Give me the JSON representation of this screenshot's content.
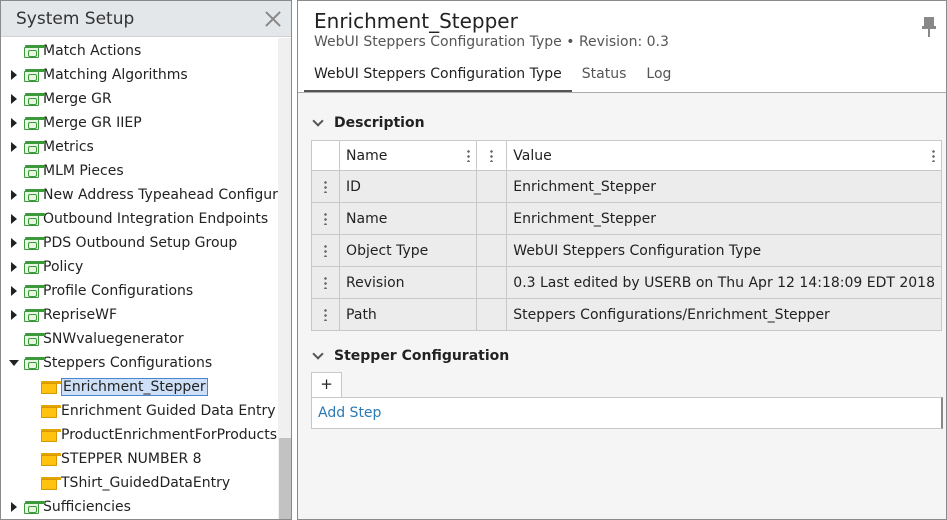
{
  "left_panel": {
    "title": "System Setup",
    "tree": [
      {
        "label": "Match Actions",
        "icon": "green-folder-icon",
        "caret": "none",
        "indent": 0
      },
      {
        "label": "Matching Algorithms",
        "icon": "green-folder-icon",
        "caret": "right",
        "indent": 0
      },
      {
        "label": "Merge GR",
        "icon": "green-folder-icon",
        "caret": "right",
        "indent": 0
      },
      {
        "label": "Merge GR IIEP",
        "icon": "green-folder-icon",
        "caret": "right",
        "indent": 0
      },
      {
        "label": "Metrics",
        "icon": "green-folder-icon",
        "caret": "right",
        "indent": 0
      },
      {
        "label": "MLM Pieces",
        "icon": "green-folder-icon",
        "caret": "none",
        "indent": 0
      },
      {
        "label": "New Address Typeahead Configuration",
        "icon": "green-folder-icon",
        "caret": "right",
        "indent": 0
      },
      {
        "label": "Outbound Integration Endpoints",
        "icon": "green-folder-icon",
        "caret": "right",
        "indent": 0
      },
      {
        "label": "PDS Outbound Setup Group",
        "icon": "green-folder-icon",
        "caret": "right",
        "indent": 0
      },
      {
        "label": "Policy",
        "icon": "green-folder-icon",
        "caret": "right",
        "indent": 0
      },
      {
        "label": "Profile Configurations",
        "icon": "green-folder-icon",
        "caret": "right",
        "indent": 0
      },
      {
        "label": "RepriseWF",
        "icon": "green-folder-icon",
        "caret": "right",
        "indent": 0
      },
      {
        "label": "SNWvaluegenerator",
        "icon": "green-folder-icon",
        "caret": "none",
        "indent": 0
      },
      {
        "label": "Steppers Configurations",
        "icon": "green-folder-icon",
        "caret": "down",
        "indent": 0
      },
      {
        "label": "Enrichment_Stepper",
        "icon": "yellow-folder-icon",
        "caret": "none",
        "indent": 1,
        "selected": true
      },
      {
        "label": "Enrichment Guided Data Entry",
        "icon": "yellow-folder-icon",
        "caret": "none",
        "indent": 1
      },
      {
        "label": "ProductEnrichmentForProducts",
        "icon": "yellow-folder-icon",
        "caret": "none",
        "indent": 1
      },
      {
        "label": "STEPPER NUMBER 8",
        "icon": "yellow-folder-icon",
        "caret": "none",
        "indent": 1
      },
      {
        "label": "TShirt_GuidedDataEntry",
        "icon": "yellow-folder-icon",
        "caret": "none",
        "indent": 1
      },
      {
        "label": "Sufficiencies",
        "icon": "green-folder-icon",
        "caret": "right",
        "indent": 0
      }
    ]
  },
  "right_panel": {
    "title": "Enrichment_Stepper",
    "subtitle_type": "WebUI Steppers Configuration Type",
    "subtitle_sep": "•",
    "subtitle_revision": "Revision: 0.3",
    "tabs": [
      {
        "label": "WebUI Steppers Configuration Type",
        "active": true
      },
      {
        "label": "Status",
        "active": false
      },
      {
        "label": "Log",
        "active": false
      }
    ],
    "description": {
      "heading": "Description",
      "col_name": "Name",
      "col_value": "Value",
      "rows": [
        {
          "name": "ID",
          "value": "Enrichment_Stepper"
        },
        {
          "name": "Name",
          "value": "Enrichment_Stepper"
        },
        {
          "name": "Object Type",
          "value": "WebUI Steppers Configuration Type"
        },
        {
          "name": "Revision",
          "value": "0.3 Last edited by USERB on Thu Apr 12 14:18:09 EDT 2018"
        },
        {
          "name": "Path",
          "value": "Steppers Configurations/Enrichment_Stepper"
        }
      ]
    },
    "stepper": {
      "heading": "Stepper Configuration",
      "add_label": "+",
      "add_step_label": "Add Step"
    }
  }
}
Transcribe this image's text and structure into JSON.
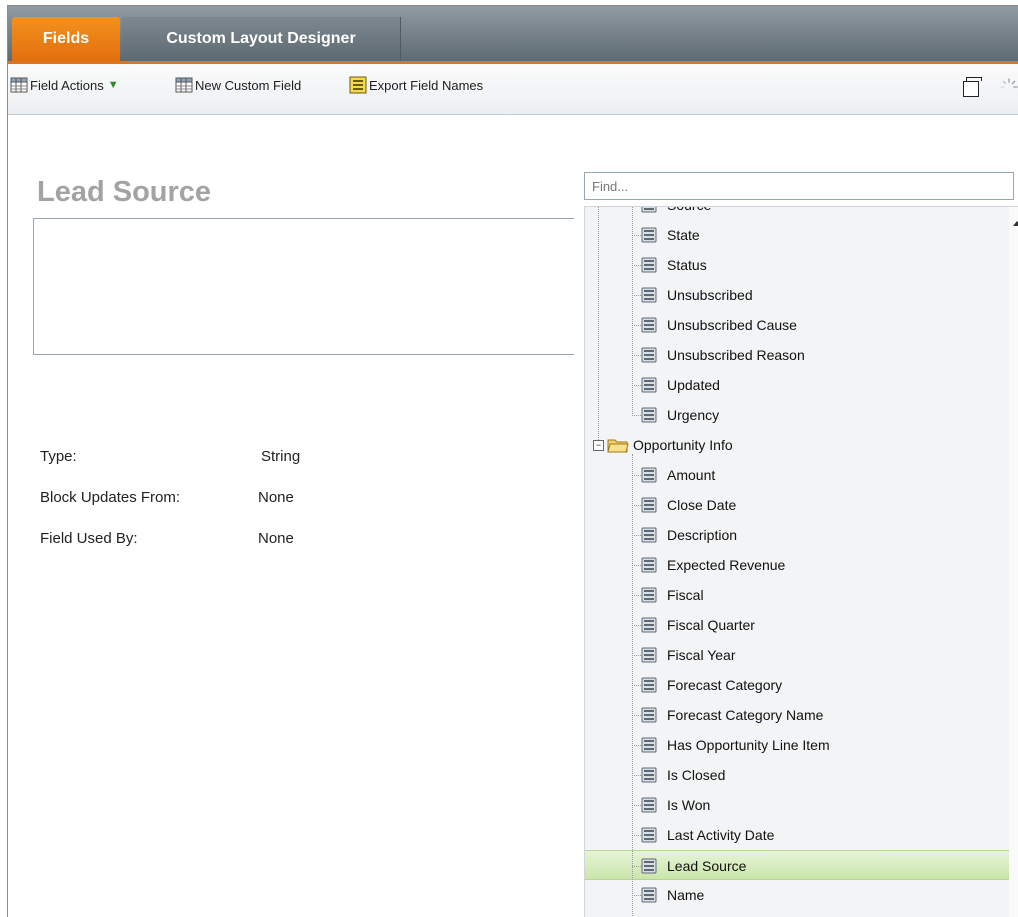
{
  "tabs": [
    {
      "label": "Fields",
      "active": true
    },
    {
      "label": "Custom Layout Designer",
      "active": false
    }
  ],
  "toolbar": {
    "field_actions_label": "Field Actions",
    "new_custom_field_label": "New Custom Field",
    "export_field_names_label": "Export Field Names",
    "icons": [
      "table-icon",
      "table-icon",
      "spreadsheet-icon",
      "window-icon",
      "spinner-icon"
    ]
  },
  "detail": {
    "title": "Lead Source",
    "properties": [
      {
        "label": "Type:",
        "value": "String"
      },
      {
        "label": "Block Updates From:",
        "value": "None"
      },
      {
        "label": "Field Used By:",
        "value": "None"
      }
    ]
  },
  "find": {
    "placeholder": "Find...",
    "value": ""
  },
  "tree": {
    "partial_top_label": "Source",
    "items_before": [
      "State",
      "Status",
      "Unsubscribed",
      "Unsubscribed Cause",
      "Unsubscribed Reason",
      "Updated",
      "Urgency"
    ],
    "folder": {
      "label": "Opportunity Info",
      "expanded": true
    },
    "folder_items": [
      "Amount",
      "Close Date",
      "Description",
      "Expected Revenue",
      "Fiscal",
      "Fiscal Quarter",
      "Fiscal Year",
      "Forecast Category",
      "Forecast Category Name",
      "Has Opportunity Line Item",
      "Is Closed",
      "Is Won",
      "Last Activity Date",
      "Lead Source",
      "Name"
    ],
    "selected": "Lead Source"
  },
  "colors": {
    "accent": "#e26f0d",
    "tabbar": "#6b767d",
    "selection": "#cbe6aa"
  }
}
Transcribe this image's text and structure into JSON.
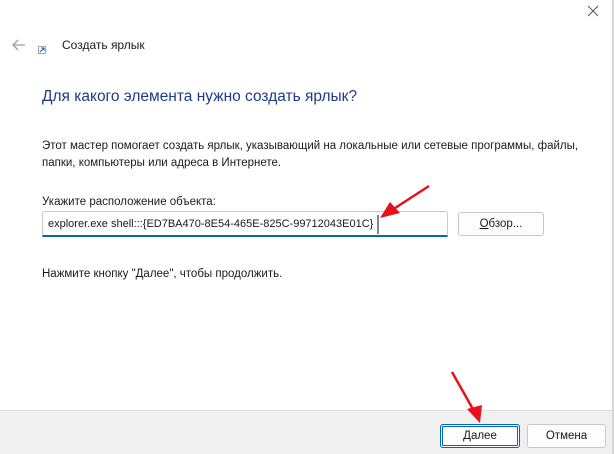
{
  "window": {
    "title": "Создать ярлык",
    "close_icon": "close-icon",
    "back_icon": "arrow-left-icon",
    "wizard_icon": "shortcut-wizard-icon"
  },
  "content": {
    "heading": "Для какого элемента нужно создать ярлык?",
    "description": "Этот мастер помогает создать ярлык, указывающий на локальные или сетевые программы, файлы, папки, компьютеры или адреса в Интернете.",
    "location_label": "Укажите расположение объекта:",
    "location_value": "explorer.exe shell:::{ED7BA470-8E54-465E-825C-99712043E01C}",
    "browse_label_underlined": "О",
    "browse_label_rest": "бзор...",
    "hint": "Нажмите кнопку \"Далее\", чтобы продолжить."
  },
  "footer": {
    "next_label_underlined": "Д",
    "next_label_rest": "алее",
    "cancel_label": "Отмена"
  },
  "colors": {
    "heading": "#1e3b8a",
    "accent": "#0067c0",
    "annotation_arrow": "#e8101a"
  }
}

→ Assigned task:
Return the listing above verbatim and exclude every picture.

→ Task answer:
Give me the JSON representation of this screenshot's content.
{
  "left_panel": {
    "title": "System Setup",
    "tree": [
      {
        "label": "Match Actions",
        "icon": "green-folder-icon",
        "caret": "none",
        "indent": 0
      },
      {
        "label": "Matching Algorithms",
        "icon": "green-folder-icon",
        "caret": "right",
        "indent": 0
      },
      {
        "label": "Merge GR",
        "icon": "green-folder-icon",
        "caret": "right",
        "indent": 0
      },
      {
        "label": "Merge GR IIEP",
        "icon": "green-folder-icon",
        "caret": "right",
        "indent": 0
      },
      {
        "label": "Metrics",
        "icon": "green-folder-icon",
        "caret": "right",
        "indent": 0
      },
      {
        "label": "MLM Pieces",
        "icon": "green-folder-icon",
        "caret": "none",
        "indent": 0
      },
      {
        "label": "New Address Typeahead Configuration",
        "icon": "green-folder-icon",
        "caret": "right",
        "indent": 0
      },
      {
        "label": "Outbound Integration Endpoints",
        "icon": "green-folder-icon",
        "caret": "right",
        "indent": 0
      },
      {
        "label": "PDS Outbound Setup Group",
        "icon": "green-folder-icon",
        "caret": "right",
        "indent": 0
      },
      {
        "label": "Policy",
        "icon": "green-folder-icon",
        "caret": "right",
        "indent": 0
      },
      {
        "label": "Profile Configurations",
        "icon": "green-folder-icon",
        "caret": "right",
        "indent": 0
      },
      {
        "label": "RepriseWF",
        "icon": "green-folder-icon",
        "caret": "right",
        "indent": 0
      },
      {
        "label": "SNWvaluegenerator",
        "icon": "green-folder-icon",
        "caret": "none",
        "indent": 0
      },
      {
        "label": "Steppers Configurations",
        "icon": "green-folder-icon",
        "caret": "down",
        "indent": 0
      },
      {
        "label": "Enrichment_Stepper",
        "icon": "yellow-folder-icon",
        "caret": "none",
        "indent": 1,
        "selected": true
      },
      {
        "label": "Enrichment Guided Data Entry",
        "icon": "yellow-folder-icon",
        "caret": "none",
        "indent": 1
      },
      {
        "label": "ProductEnrichmentForProducts",
        "icon": "yellow-folder-icon",
        "caret": "none",
        "indent": 1
      },
      {
        "label": "STEPPER NUMBER 8",
        "icon": "yellow-folder-icon",
        "caret": "none",
        "indent": 1
      },
      {
        "label": "TShirt_GuidedDataEntry",
        "icon": "yellow-folder-icon",
        "caret": "none",
        "indent": 1
      },
      {
        "label": "Sufficiencies",
        "icon": "green-folder-icon",
        "caret": "right",
        "indent": 0
      }
    ]
  },
  "right_panel": {
    "title": "Enrichment_Stepper",
    "subtitle_type": "WebUI Steppers Configuration Type",
    "subtitle_sep": "•",
    "subtitle_revision": "Revision: 0.3",
    "tabs": [
      {
        "label": "WebUI Steppers Configuration Type",
        "active": true
      },
      {
        "label": "Status",
        "active": false
      },
      {
        "label": "Log",
        "active": false
      }
    ],
    "description": {
      "heading": "Description",
      "col_name": "Name",
      "col_value": "Value",
      "rows": [
        {
          "name": "ID",
          "value": "Enrichment_Stepper"
        },
        {
          "name": "Name",
          "value": "Enrichment_Stepper"
        },
        {
          "name": "Object Type",
          "value": "WebUI Steppers Configuration Type"
        },
        {
          "name": "Revision",
          "value": "0.3 Last edited by USERB on Thu Apr 12 14:18:09 EDT 2018"
        },
        {
          "name": "Path",
          "value": "Steppers Configurations/Enrichment_Stepper"
        }
      ]
    },
    "stepper": {
      "heading": "Stepper Configuration",
      "add_label": "+",
      "add_step_label": "Add Step"
    }
  }
}
Transcribe this image's text and structure into JSON.
{
  "tabs": [
    {
      "label": "Fields",
      "active": true
    },
    {
      "label": "Custom Layout Designer",
      "active": false
    }
  ],
  "toolbar": {
    "field_actions_label": "Field Actions",
    "new_custom_field_label": "New Custom Field",
    "export_field_names_label": "Export Field Names",
    "icons": [
      "table-icon",
      "table-icon",
      "spreadsheet-icon",
      "window-icon",
      "spinner-icon"
    ]
  },
  "detail": {
    "title": "Lead Source",
    "properties": [
      {
        "label": "Type:",
        "value": "String"
      },
      {
        "label": "Block Updates From:",
        "value": "None"
      },
      {
        "label": "Field Used By:",
        "value": "None"
      }
    ]
  },
  "find": {
    "placeholder": "Find...",
    "value": ""
  },
  "tree": {
    "partial_top_label": "Source",
    "items_before": [
      "State",
      "Status",
      "Unsubscribed",
      "Unsubscribed Cause",
      "Unsubscribed Reason",
      "Updated",
      "Urgency"
    ],
    "folder": {
      "label": "Opportunity Info",
      "expanded": true
    },
    "folder_items": [
      "Amount",
      "Close Date",
      "Description",
      "Expected Revenue",
      "Fiscal",
      "Fiscal Quarter",
      "Fiscal Year",
      "Forecast Category",
      "Forecast Category Name",
      "Has Opportunity Line Item",
      "Is Closed",
      "Is Won",
      "Last Activity Date",
      "Lead Source",
      "Name"
    ],
    "selected": "Lead Source"
  },
  "colors": {
    "accent": "#e26f0d",
    "tabbar": "#6b767d",
    "selection": "#cbe6aa"
  }
}
Transcribe this image's text and structure into JSON.
{
  "window": {
    "title": "Создать ярлык",
    "close_icon": "close-icon",
    "back_icon": "arrow-left-icon",
    "wizard_icon": "shortcut-wizard-icon"
  },
  "content": {
    "heading": "Для какого элемента нужно создать ярлык?",
    "description": "Этот мастер помогает создать ярлык, указывающий на локальные или сетевые программы, файлы, папки, компьютеры или адреса в Интернете.",
    "location_label": "Укажите расположение объекта:",
    "location_value": "explorer.exe shell:::{ED7BA470-8E54-465E-825C-99712043E01C}",
    "browse_label_underlined": "О",
    "browse_label_rest": "бзор...",
    "hint": "Нажмите кнопку \"Далее\", чтобы продолжить."
  },
  "footer": {
    "next_label_underlined": "Д",
    "next_label_rest": "алее",
    "cancel_label": "Отмена"
  },
  "colors": {
    "heading": "#1e3b8a",
    "accent": "#0067c0",
    "annotation_arrow": "#e8101a"
  }
}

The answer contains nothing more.